BYOD is a funny term that stands for “Bring Your Own Device”. Before smartphones were popular in the consumer electronic space, corporations used to give some of their employees mobile devices so that they could keep up with corporate email and do work while on the go. These devices (primarily Blackberry) were centrally managed, making it easy for the corporation’s IT department to manage the software on those devices and even remotely wipe the devices if they were stolen.
However, Android, Apple, and Windows phones have now captured a large portion of the smartphone market, with everyday consumers purchasing these devices for themselves and bringing these devices into the workplace. People are also installing their own apps. This means that people are not just installing their own web browser app, email client, and VPN software, but are also installing their own games, wallpaper apps, and talking cats.
From a corporate IT perspective, the upshot is that all of these different devices and different configurations of software make it really hard to manage these devices (“why isn’t my device working with the corporate email server?”), comply with corporate and legal policies (is any sensitive customer information stored on these devices?), as well as protect these devices from malware and unauthorized access.
Despite these downsides, it’s pretty clear that BYOD is going to be the norm for most organizations, due to the widespread adoption of commodity smartphones. There are an increasing number of companies out there who are looking to help organizations get the best of both worlds, letting people bring in their own devices but also helping the corporate IT department manage and protect these devices. In the meanwhile, the best course of action is to set some guidelines to help prepare use their devices properly.
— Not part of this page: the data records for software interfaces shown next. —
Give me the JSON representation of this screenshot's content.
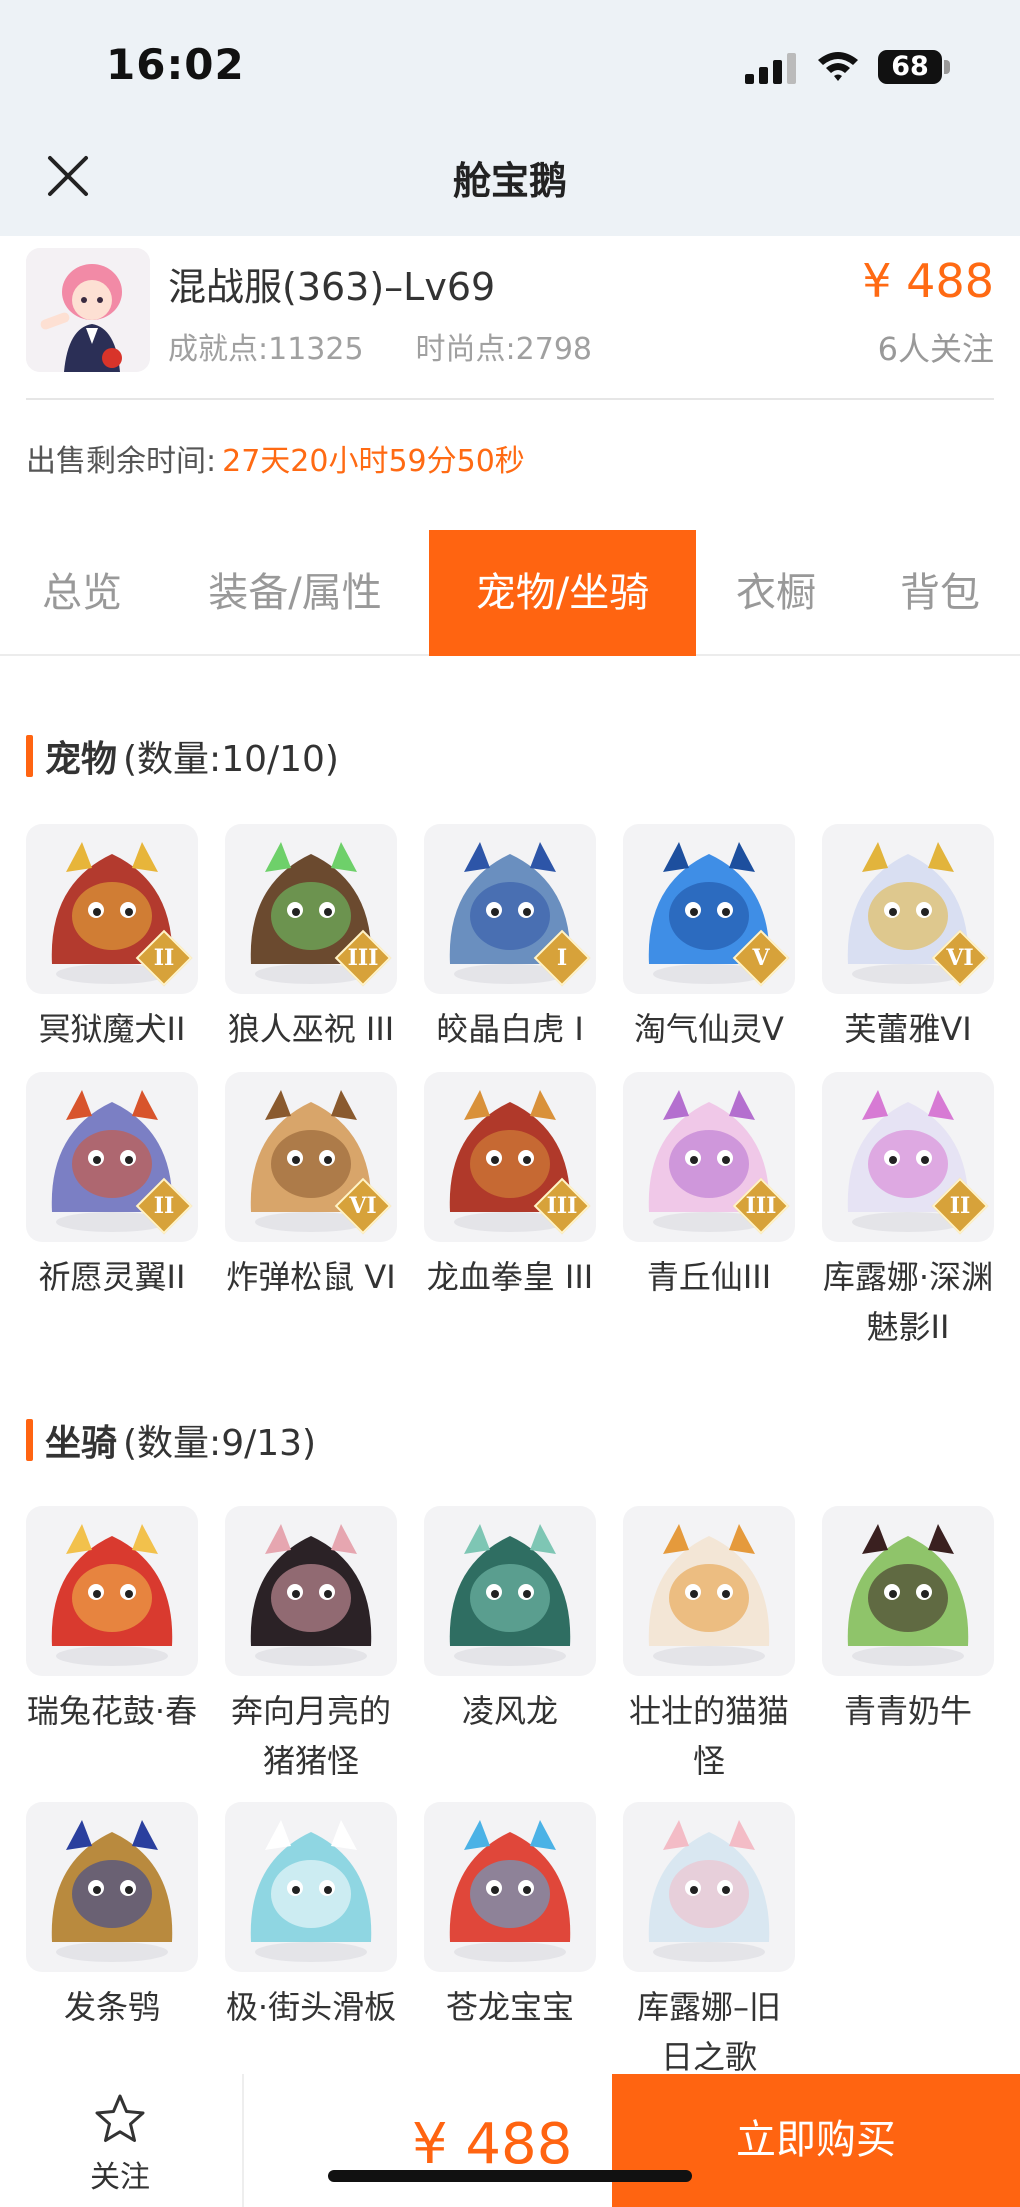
{
  "status_bar": {
    "time": "16:02",
    "battery": "68"
  },
  "nav": {
    "title": "舱宝鹅"
  },
  "account": {
    "server": "混战服(363)–Lv69",
    "achievement": "成就点:11325",
    "fashion": "时尚点:2798",
    "price": "¥ 488",
    "followers": "6人关注",
    "sale_label": "出售剩余时间:",
    "sale_value": "27天20小时59分50秒"
  },
  "tabs": [
    "总览",
    "装备/属性",
    "宠物/坐骑",
    "衣橱",
    "背包"
  ],
  "active_tab": "宠物/坐骑",
  "pets": {
    "title": "宠物",
    "count": "(数量:10/10)",
    "items": [
      {
        "name": "冥狱魔犬II",
        "rank": "II",
        "color": "#b33a2e",
        "accent": "#e7b53a"
      },
      {
        "name": "狼人巫祝 III",
        "rank": "III",
        "color": "#6b4a2f",
        "accent": "#6ed06a"
      },
      {
        "name": "皎晶白虎 I",
        "rank": "I",
        "color": "#6a8fbf",
        "accent": "#2d55a8"
      },
      {
        "name": "淘气仙灵V",
        "rank": "V",
        "color": "#3f8ee6",
        "accent": "#1d4f9e"
      },
      {
        "name": "芙蕾雅VI",
        "rank": "VI",
        "color": "#d9dff2",
        "accent": "#e2b43c"
      },
      {
        "name": "祈愿灵翼II",
        "rank": "II",
        "color": "#7b7fc4",
        "accent": "#d8542c"
      },
      {
        "name": "炸弹松鼠 VI",
        "rank": "VI",
        "color": "#d8a56a",
        "accent": "#8a5a2e"
      },
      {
        "name": "龙血拳皇 III",
        "rank": "III",
        "color": "#b0392a",
        "accent": "#d9913a"
      },
      {
        "name": "青丘仙III",
        "rank": "III",
        "color": "#f0c8e8",
        "accent": "#b46fcf"
      },
      {
        "name": "库露娜·深渊魅影II",
        "rank": "II",
        "color": "#e6e3f4",
        "accent": "#d77ad4"
      }
    ]
  },
  "mounts": {
    "title": "坐骑",
    "count": "(数量:9/13)",
    "items": [
      {
        "name": "瑞兔花鼓·春",
        "color": "#d93a2f",
        "accent": "#f2c14c"
      },
      {
        "name": "奔向月亮的猪猪怪",
        "color": "#2b2226",
        "accent": "#e6a6b0"
      },
      {
        "name": "凌风龙",
        "color": "#2f6e62",
        "accent": "#7ec6b4"
      },
      {
        "name": "壮壮的猫猫怪",
        "color": "#f3e6d6",
        "accent": "#e59a3c"
      },
      {
        "name": "青青奶牛",
        "color": "#8fc46a",
        "accent": "#3a2020"
      },
      {
        "name": "发条鸮",
        "color": "#b98a3e",
        "accent": "#2a3f9e"
      },
      {
        "name": "极·街头滑板",
        "color": "#8fd6e2",
        "accent": "#ffffff"
      },
      {
        "name": "苍龙宝宝",
        "color": "#e0473a",
        "accent": "#4bb2e6"
      },
      {
        "name": "库露娜–旧日之歌",
        "color": "#d9e7f1",
        "accent": "#f3bcc6"
      }
    ]
  },
  "bottom": {
    "follow": "关注",
    "price": "¥ 488",
    "buy": "立即购买"
  }
}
The FCC has some reasonably good guidelines for smartphone security that you can use as a starting point. Some of the guidelines include making sure that everyone has a PIN on their device, install software to find the device and remotely wipe it if the device is lost, and to be sure to install all software patches.